  5. Terminal type. Purchasing the wrong terminal configuration may prevent battery cables from reaching the battery terminals.  There are a wide array of terminal types along with, different terminal positions, and different terminal polarity (i.e. which side has the positive terminal). So it’s important to understand and pay careful attention to this.
  6. Reserve capacity. This is the amount of time the battery can run on its own charge without the aid of the alternator before discharging. Having a good reserve capacity is important as it can help you out  in such times as accidentally leaving your car lights on.
  7. CCA – Cold Cranking Amp. is a measure of the number of amps a battery can support for approx. 30 secs that points to the ability of the battery to start a car at 0 degrees Fahrenheit, before the battery voltage drops to unusable levels, impacting the ability to start your car.. The higher the CCA the higher the output of the battery.
  8. Maintenance. Maintenance free batteries come sealed and require no maintenance of electrolyte levels, which generally makes them a better option.


Four of the Best Car Batteries to buy in New Zealand now

We’ve compiled this list  based on performance and value for money.

1.Best Lead-Acid Battery

Endurant MMF24/680  

Endurant MMF24/680 Key features: 

  • More details: Endurant MMF24/680
  • ​Pricing: From $283.99 
  • Affordable
  • Good for daily use
  • Excellent warranty
  • Heavy
  • Has the limitations of a ‘standard’ lead acid battery
  • Recommended for: daily usage, stock battery replacement
  • Battery type: Lead-acid
  • Battery size:  277mm (L) x 175mm (W) x 175mm (H) x 175mm (TH)
  • Reserve Capacity: 63AH
  • Type of terminals: standard post
  • Cold Cranking Amps (CCA): 690CCA
  • Maintenance: maintenance-free
  • Marine rated
  • Warranty: 36 months
  • Weight: 15.5Kg
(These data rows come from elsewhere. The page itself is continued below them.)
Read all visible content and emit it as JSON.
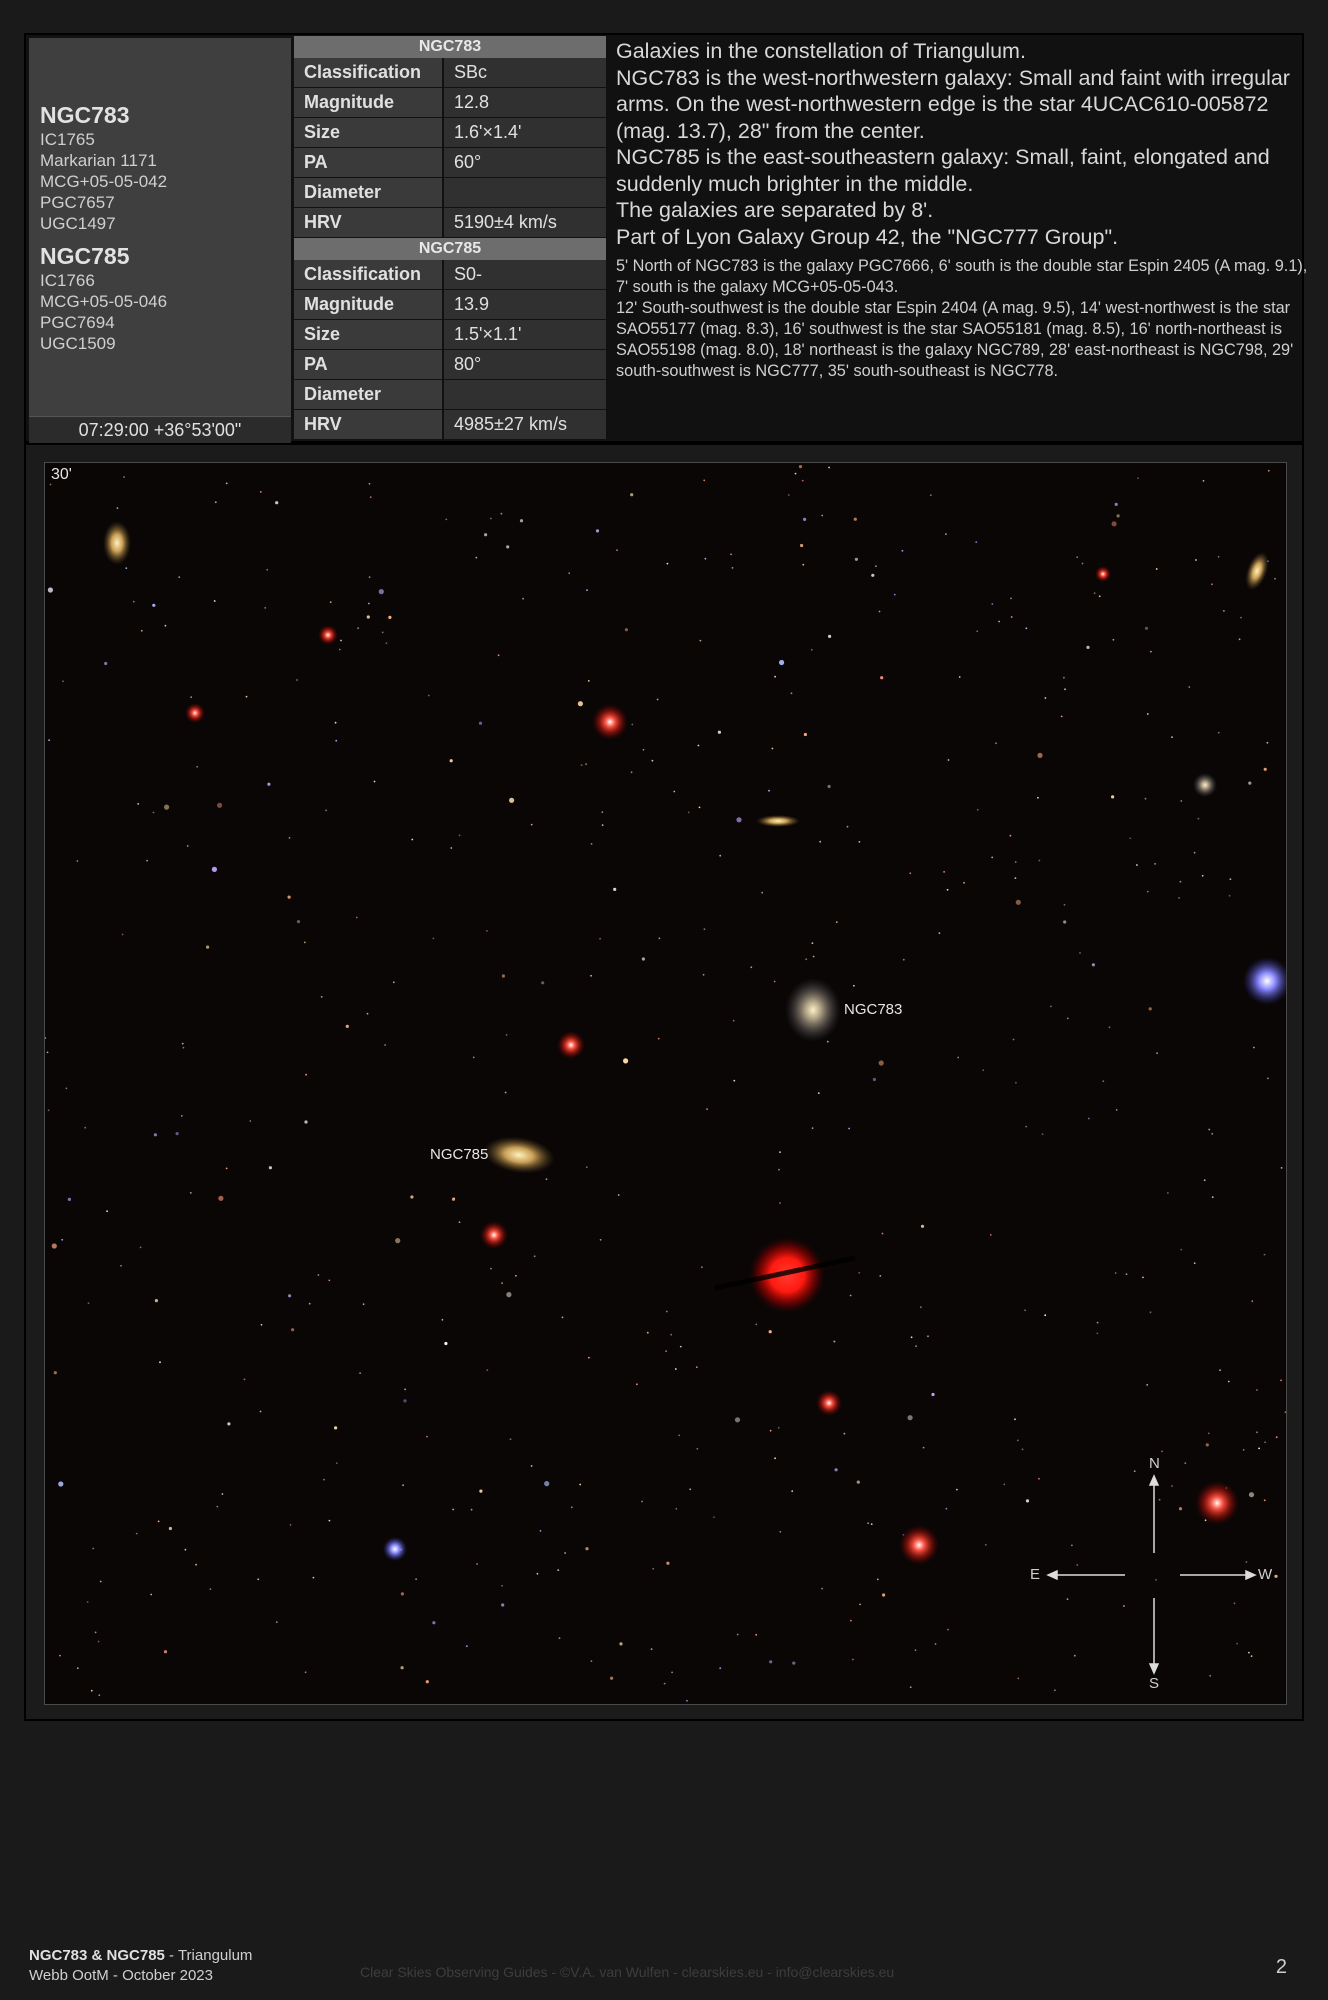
{
  "objects": [
    {
      "name": "NGC783",
      "aliases": [
        "IC1765",
        "Markarian 1171",
        "MCG+05-05-042",
        "PGC7657",
        "UGC1497"
      ]
    },
    {
      "name": "NGC785",
      "aliases": [
        "IC1766",
        "MCG+05-05-046",
        "PGC7694",
        "UGC1509"
      ]
    }
  ],
  "coordinates": "07:29:00 +36°53'00\"",
  "tables": [
    {
      "title": "NGC783",
      "rows": [
        {
          "key": "Classification",
          "value": "SBc"
        },
        {
          "key": "Magnitude",
          "value": "12.8"
        },
        {
          "key": "Size",
          "value": "1.6'×1.4'"
        },
        {
          "key": "PA",
          "value": "60°"
        },
        {
          "key": "Diameter",
          "value": ""
        },
        {
          "key": "HRV",
          "value": "5190±4 km/s"
        }
      ]
    },
    {
      "title": "NGC785",
      "rows": [
        {
          "key": "Classification",
          "value": "S0-"
        },
        {
          "key": "Magnitude",
          "value": "13.9"
        },
        {
          "key": "Size",
          "value": "1.5'×1.1'"
        },
        {
          "key": "PA",
          "value": "80°"
        },
        {
          "key": "Diameter",
          "value": ""
        },
        {
          "key": "HRV",
          "value": "4985±27 km/s"
        }
      ]
    }
  ],
  "description": {
    "main": [
      "Galaxies in the constellation of Triangulum.",
      "NGC783 is the west-northwestern galaxy: Small and faint with irregular arms. On the west-northwestern edge is the star 4UCAC610-005872 (mag. 13.7), 28\" from the center.",
      "NGC785 is the east-southeastern galaxy: Small, faint, elongated and suddenly much brighter in the middle.",
      "The galaxies are separated by 8'.",
      "Part of Lyon Galaxy Group 42, the \"NGC777 Group\"."
    ],
    "notes": [
      "5' North of NGC783 is the galaxy PGC7666, 6' south is the double star Espin 2405 (A mag. 9.1), 7' south is the galaxy MCG+05-05-043.",
      "12' South-southwest is the double star Espin 2404 (A mag. 9.5), 14' west-northwest is the star SAO55177 (mag. 8.3), 16' southwest is the star SAO55181 (mag. 8.5), 16' north-northeast is SAO55198 (mag. 8.0), 18' northeast is the galaxy NGC789, 28' east-northeast is NGC798, 29' south-southwest is NGC777, 35' south-southeast is NGC778."
    ]
  },
  "image": {
    "scale_label": "30'",
    "labels": {
      "ngc783": "NGC783",
      "ngc785": "NGC785"
    },
    "compass": {
      "n": "N",
      "s": "S",
      "e": "E",
      "w": "W"
    }
  },
  "footer": {
    "title": "NGC783 & NGC785",
    "constellation": " - Triangulum",
    "subtitle": "Webb OotM - October 2023",
    "credit": "Clear Skies Observing Guides - ©V.A. van Wulfen - clearskies.eu - info@clearskies.eu",
    "page": "2"
  }
}
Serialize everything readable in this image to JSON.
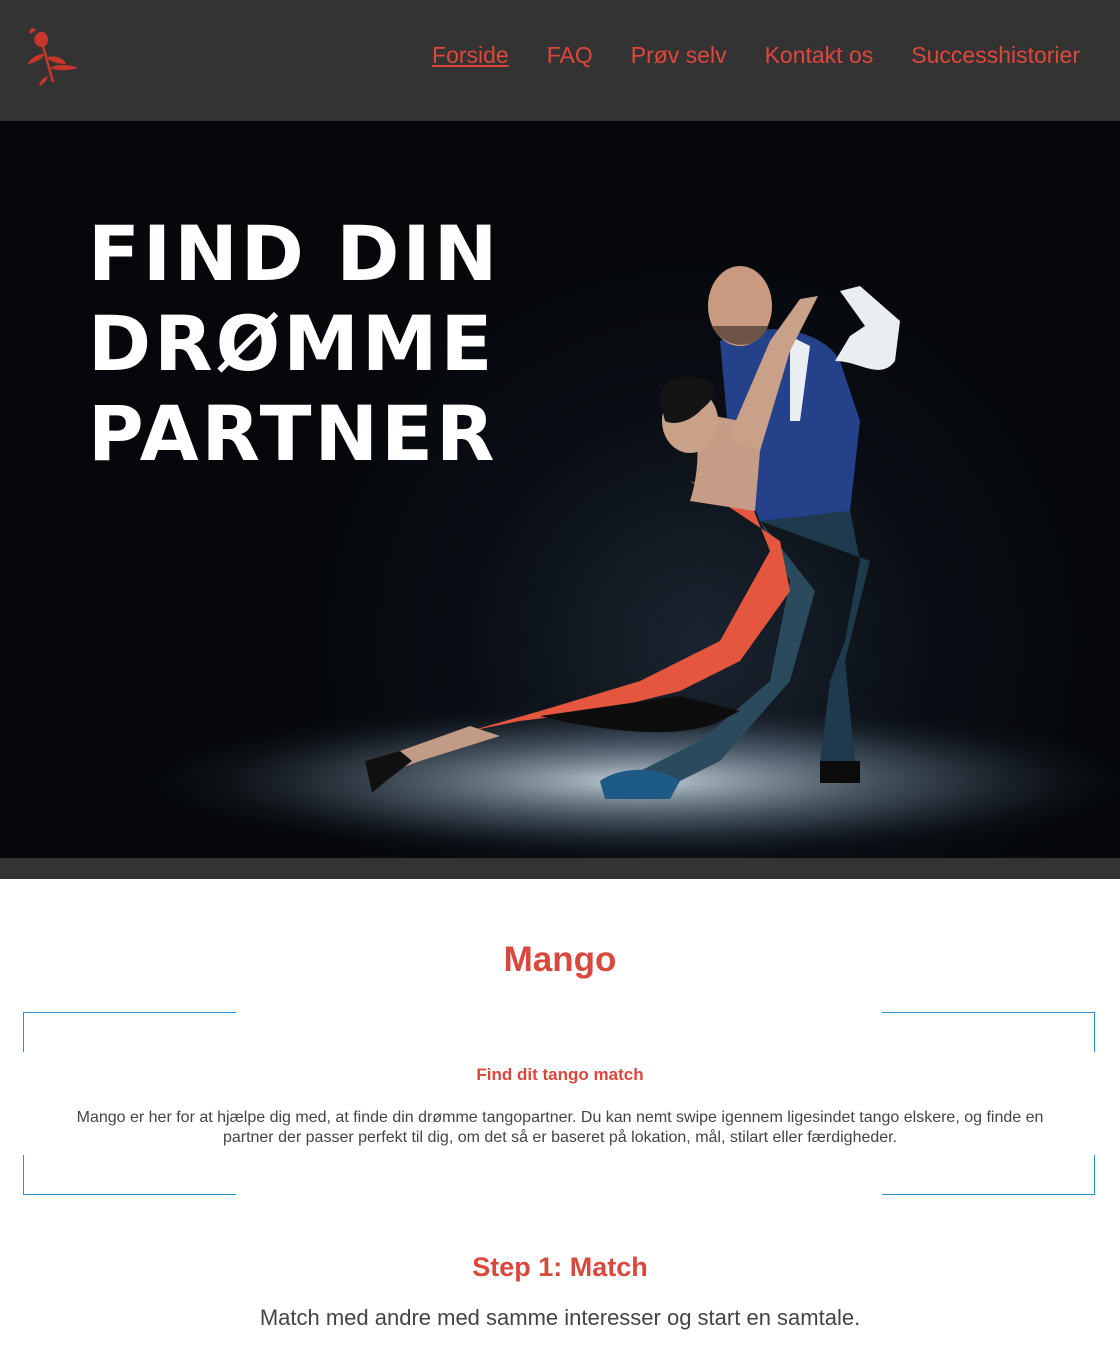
{
  "header": {
    "logo_icon": "rose-icon",
    "nav": [
      {
        "label": "Forside",
        "active": true
      },
      {
        "label": "FAQ",
        "active": false
      },
      {
        "label": "Prøv selv",
        "active": false
      },
      {
        "label": "Kontakt os",
        "active": false
      },
      {
        "label": "Successhistorier",
        "active": false
      }
    ]
  },
  "hero": {
    "title_lines": [
      "FIND DIN",
      "DRØMME",
      "PARTNER"
    ]
  },
  "main": {
    "site_title": "Mango",
    "card": {
      "heading": "Find dit tango match",
      "text": "Mango er her for at hjælpe dig med, at finde din drømme tangopartner. Du kan nemt swipe igennem ligesindet tango elskere, og finde en partner der passer perfekt til dig, om det så er baseret på lokation, mål, stilart eller færdigheder."
    },
    "step": {
      "title": "Step 1: Match",
      "text": "Match med andre med samme interesser og start en samtale."
    }
  },
  "colors": {
    "accent": "#d9483c",
    "header_bg": "#333333",
    "frame_border": "#2b8fd6"
  }
}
2.Best EFB Battery


Varta Q85LFB Key features:

  • More details: Varta Q85LEFB
  • Pricing: From $345
  • Compatible with ISS vehicles
  • Expensive
  • EFB technology
  • Slightly higher reserve capacity
  • Not as reliable as AGM or gel batteries
  • Heavier
  • Last longer than standard batteries
  •  Recommended for: daily usage, off-road, performance applications
  • Battery type: Calcium
  • Battery size: 230mm (L) x 175mm (W) x 205mm (H) x 225mm (TH)
  • Type of terminals: standard post
  • Terminal orientation: L [B7]
  • Cold Cranking Amps (CCA): 660
  • Maintenance: maintenance-free
  • Warranty: 24 months
  • Weight: 19 kg


3. Best Calcium Battery

Endurant 55D23L Start Master 

Endurant 55D23L Key Features:

  • More details: Endurant 55D23L
  • Pricing: From $218 
  • Calcium technology
  • Good off road performance
  • Huge reserve capacity
  • Can withstand heat and vibration
  • Not as reliable as AGM or Gel batteries
  • Recommended for: daily usage, off-road
  • Battery type: Calcium Technology Lead-Acid
  • Battery size:  227mm (L) x 170mm (W) x 198mm (H) x 220mm (TH)
  • Reserve Capacity: ? 90RC
  • Terminal orientation: L[B7]
  • Type of terminals: standard post
  • Cold Cranking Amps (CCA): 550 CCA
  • Maintenance: maintenance-free
  • Warranty: 24 months
  • Weight: 14.9kg

4. Best value AGM Battery – for small European Cars


Varta D52 Key Features:

  • More details: Varta D52
  • Pricing from $432.99
  • Above-average reserve capacity
  • Incredible CCA output. Moreover, since AGM batteries have
  • Great deep discharge capabilities
  • Superior starting power
  • Longer lifespan and superior performance.
  • Expensive
  • Heaviest of the list
  • Recommended for: daily usage, off-road, performance applications
  • Battery type: Calcium (AGM)
  • Battery size: 239mm (L) x 172mm (W) x 190mm (H) x 190mm (TH)
  • Type of terminals: standard post
  • Terminal orientation: L [B3]
  • Cold Cranking Amps (CCA): 680
  • Maintenance: maintenance-free
  • Warranty: 24 months
  • Weight: 17.7 kg